_WHAT THIS TASK INVOLVES_
With "items" as the search word, show every line of the material that has it.

_SUPPLIED RECORDS_

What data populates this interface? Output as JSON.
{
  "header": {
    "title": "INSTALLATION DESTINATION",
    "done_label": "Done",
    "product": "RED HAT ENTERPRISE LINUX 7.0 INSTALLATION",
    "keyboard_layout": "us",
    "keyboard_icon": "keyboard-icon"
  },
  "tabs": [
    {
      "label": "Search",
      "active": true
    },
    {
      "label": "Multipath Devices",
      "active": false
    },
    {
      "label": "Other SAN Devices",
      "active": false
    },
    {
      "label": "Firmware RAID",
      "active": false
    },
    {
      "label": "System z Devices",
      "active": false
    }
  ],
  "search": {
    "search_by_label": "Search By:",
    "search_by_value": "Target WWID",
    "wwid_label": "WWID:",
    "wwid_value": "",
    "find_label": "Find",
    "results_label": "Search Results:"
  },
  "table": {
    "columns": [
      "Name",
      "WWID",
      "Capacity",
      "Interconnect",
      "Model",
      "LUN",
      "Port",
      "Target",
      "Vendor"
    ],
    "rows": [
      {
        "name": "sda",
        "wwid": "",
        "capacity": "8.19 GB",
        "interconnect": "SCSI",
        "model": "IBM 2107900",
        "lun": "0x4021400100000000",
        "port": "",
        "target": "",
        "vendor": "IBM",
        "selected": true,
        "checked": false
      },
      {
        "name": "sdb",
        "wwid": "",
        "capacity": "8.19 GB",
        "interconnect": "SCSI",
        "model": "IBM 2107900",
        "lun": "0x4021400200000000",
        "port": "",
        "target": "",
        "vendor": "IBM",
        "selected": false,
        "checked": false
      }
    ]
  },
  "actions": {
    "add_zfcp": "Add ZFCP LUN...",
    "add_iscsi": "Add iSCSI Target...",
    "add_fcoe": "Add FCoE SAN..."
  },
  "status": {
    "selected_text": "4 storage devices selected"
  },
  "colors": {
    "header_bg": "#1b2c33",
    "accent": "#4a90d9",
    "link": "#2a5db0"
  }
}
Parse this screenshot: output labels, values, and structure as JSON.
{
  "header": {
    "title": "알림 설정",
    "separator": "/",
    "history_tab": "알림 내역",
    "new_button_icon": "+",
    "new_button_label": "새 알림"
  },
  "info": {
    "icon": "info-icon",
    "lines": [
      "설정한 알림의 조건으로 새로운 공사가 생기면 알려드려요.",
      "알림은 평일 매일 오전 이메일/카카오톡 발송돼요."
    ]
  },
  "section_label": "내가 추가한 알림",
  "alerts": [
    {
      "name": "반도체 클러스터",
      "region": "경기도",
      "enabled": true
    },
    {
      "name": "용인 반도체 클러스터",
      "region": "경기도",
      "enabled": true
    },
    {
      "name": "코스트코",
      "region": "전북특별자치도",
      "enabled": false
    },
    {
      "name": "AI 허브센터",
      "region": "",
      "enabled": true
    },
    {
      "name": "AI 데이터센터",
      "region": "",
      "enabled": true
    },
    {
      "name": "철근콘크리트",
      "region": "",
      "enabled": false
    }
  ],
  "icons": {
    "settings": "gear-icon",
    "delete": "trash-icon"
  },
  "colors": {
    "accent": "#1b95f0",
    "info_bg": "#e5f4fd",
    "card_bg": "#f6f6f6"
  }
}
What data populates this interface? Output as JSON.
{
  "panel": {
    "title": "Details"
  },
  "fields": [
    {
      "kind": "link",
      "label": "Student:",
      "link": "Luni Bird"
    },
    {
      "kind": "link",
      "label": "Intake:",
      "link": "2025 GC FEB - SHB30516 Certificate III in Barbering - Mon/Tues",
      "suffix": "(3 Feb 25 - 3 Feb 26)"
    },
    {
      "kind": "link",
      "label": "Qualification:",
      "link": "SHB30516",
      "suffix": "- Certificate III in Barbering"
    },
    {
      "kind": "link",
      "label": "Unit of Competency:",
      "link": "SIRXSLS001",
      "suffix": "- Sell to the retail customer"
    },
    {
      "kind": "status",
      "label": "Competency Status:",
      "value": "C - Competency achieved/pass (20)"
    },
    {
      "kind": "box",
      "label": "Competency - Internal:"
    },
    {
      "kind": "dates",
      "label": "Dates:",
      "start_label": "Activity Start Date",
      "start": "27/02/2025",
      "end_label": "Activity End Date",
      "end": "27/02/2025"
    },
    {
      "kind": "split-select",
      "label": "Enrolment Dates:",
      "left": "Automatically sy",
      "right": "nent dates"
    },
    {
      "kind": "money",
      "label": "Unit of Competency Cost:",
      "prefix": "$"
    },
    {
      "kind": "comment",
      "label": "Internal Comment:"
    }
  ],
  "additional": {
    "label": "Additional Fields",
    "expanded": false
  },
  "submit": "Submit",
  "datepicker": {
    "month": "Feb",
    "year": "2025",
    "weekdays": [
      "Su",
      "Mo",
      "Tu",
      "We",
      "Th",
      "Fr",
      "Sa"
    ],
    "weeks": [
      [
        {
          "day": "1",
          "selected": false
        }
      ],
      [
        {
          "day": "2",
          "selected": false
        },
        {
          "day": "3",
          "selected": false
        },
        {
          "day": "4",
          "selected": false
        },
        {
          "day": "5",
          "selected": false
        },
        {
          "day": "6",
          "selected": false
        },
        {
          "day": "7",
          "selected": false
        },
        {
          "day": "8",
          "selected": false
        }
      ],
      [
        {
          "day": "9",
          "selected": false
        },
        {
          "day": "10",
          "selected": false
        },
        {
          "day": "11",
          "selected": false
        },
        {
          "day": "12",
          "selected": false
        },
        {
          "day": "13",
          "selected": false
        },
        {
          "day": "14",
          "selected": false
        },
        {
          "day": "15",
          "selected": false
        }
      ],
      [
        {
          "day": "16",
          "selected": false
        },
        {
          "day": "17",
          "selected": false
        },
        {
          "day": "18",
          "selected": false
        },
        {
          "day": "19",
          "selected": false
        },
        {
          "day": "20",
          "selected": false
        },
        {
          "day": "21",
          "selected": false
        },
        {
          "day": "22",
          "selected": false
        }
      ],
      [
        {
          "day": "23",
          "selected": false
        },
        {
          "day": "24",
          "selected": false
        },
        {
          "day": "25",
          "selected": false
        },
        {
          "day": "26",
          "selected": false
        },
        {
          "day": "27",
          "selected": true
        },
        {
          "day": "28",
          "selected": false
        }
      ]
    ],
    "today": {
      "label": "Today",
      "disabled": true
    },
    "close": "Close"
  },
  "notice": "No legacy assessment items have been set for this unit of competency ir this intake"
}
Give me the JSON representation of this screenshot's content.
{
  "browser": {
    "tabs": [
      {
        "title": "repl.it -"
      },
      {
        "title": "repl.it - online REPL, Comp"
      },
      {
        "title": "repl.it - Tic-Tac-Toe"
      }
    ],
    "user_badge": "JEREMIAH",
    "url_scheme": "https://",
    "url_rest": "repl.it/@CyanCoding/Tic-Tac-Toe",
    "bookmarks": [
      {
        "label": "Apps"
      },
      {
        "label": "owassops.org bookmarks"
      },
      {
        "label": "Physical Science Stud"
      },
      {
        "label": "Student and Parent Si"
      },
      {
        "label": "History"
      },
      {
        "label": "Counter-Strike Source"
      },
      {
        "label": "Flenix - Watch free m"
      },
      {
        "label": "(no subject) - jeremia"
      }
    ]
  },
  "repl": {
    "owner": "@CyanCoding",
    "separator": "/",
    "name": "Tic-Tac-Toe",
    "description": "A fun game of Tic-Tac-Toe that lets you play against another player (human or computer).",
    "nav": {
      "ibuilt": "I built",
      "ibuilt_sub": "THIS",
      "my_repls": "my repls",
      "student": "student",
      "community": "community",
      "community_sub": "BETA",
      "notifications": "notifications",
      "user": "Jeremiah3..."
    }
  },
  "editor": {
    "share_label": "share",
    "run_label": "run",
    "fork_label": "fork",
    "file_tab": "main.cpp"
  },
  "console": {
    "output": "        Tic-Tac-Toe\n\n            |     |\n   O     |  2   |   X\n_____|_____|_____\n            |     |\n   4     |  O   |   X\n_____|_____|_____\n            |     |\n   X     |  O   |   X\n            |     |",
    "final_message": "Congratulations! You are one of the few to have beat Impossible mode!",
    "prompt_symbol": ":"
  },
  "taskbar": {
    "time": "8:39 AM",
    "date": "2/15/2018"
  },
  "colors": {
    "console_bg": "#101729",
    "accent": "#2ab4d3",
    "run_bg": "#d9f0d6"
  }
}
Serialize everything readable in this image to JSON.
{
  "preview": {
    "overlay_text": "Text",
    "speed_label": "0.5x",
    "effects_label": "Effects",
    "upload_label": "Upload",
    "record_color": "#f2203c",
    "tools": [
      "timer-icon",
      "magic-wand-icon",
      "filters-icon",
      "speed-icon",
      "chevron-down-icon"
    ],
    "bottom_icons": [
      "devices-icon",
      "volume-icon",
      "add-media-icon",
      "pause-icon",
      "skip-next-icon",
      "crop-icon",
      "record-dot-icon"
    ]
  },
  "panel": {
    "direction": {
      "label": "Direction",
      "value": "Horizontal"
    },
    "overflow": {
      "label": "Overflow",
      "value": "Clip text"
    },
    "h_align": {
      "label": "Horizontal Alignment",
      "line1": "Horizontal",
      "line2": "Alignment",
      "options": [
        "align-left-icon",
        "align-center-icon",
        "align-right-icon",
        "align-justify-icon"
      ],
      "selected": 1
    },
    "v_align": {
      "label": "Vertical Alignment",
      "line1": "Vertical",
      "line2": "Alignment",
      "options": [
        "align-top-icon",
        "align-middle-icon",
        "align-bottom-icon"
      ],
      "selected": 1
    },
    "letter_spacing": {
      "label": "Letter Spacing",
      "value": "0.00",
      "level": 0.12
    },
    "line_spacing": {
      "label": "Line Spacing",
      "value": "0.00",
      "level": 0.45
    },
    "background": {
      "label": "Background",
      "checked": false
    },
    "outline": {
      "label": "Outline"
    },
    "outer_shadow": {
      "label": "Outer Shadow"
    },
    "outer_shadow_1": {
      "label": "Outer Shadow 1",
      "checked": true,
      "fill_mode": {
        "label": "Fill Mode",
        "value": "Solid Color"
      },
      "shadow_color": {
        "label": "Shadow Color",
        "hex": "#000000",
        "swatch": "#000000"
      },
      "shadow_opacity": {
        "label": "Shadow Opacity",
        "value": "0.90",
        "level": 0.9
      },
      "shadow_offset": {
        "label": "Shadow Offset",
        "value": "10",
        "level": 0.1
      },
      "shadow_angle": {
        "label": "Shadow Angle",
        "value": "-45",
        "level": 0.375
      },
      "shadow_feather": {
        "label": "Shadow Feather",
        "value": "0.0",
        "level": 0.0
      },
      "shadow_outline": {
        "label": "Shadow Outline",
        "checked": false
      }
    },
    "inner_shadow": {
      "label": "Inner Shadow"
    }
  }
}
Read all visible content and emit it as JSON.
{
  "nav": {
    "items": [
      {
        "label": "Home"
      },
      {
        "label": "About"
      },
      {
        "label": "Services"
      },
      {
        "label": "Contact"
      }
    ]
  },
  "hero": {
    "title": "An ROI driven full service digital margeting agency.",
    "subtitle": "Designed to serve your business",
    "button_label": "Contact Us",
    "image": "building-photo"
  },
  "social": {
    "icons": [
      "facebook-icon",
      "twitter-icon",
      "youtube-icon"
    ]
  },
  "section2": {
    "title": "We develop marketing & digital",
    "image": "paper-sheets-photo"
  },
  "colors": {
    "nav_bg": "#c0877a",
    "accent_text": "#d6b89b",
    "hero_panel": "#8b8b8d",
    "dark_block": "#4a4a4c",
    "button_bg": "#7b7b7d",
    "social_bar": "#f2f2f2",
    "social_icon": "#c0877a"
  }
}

_ANSWER SPACE_
  "notice": "No legacy assessment items have been set for this unit of competency ir this intake"
    "items": [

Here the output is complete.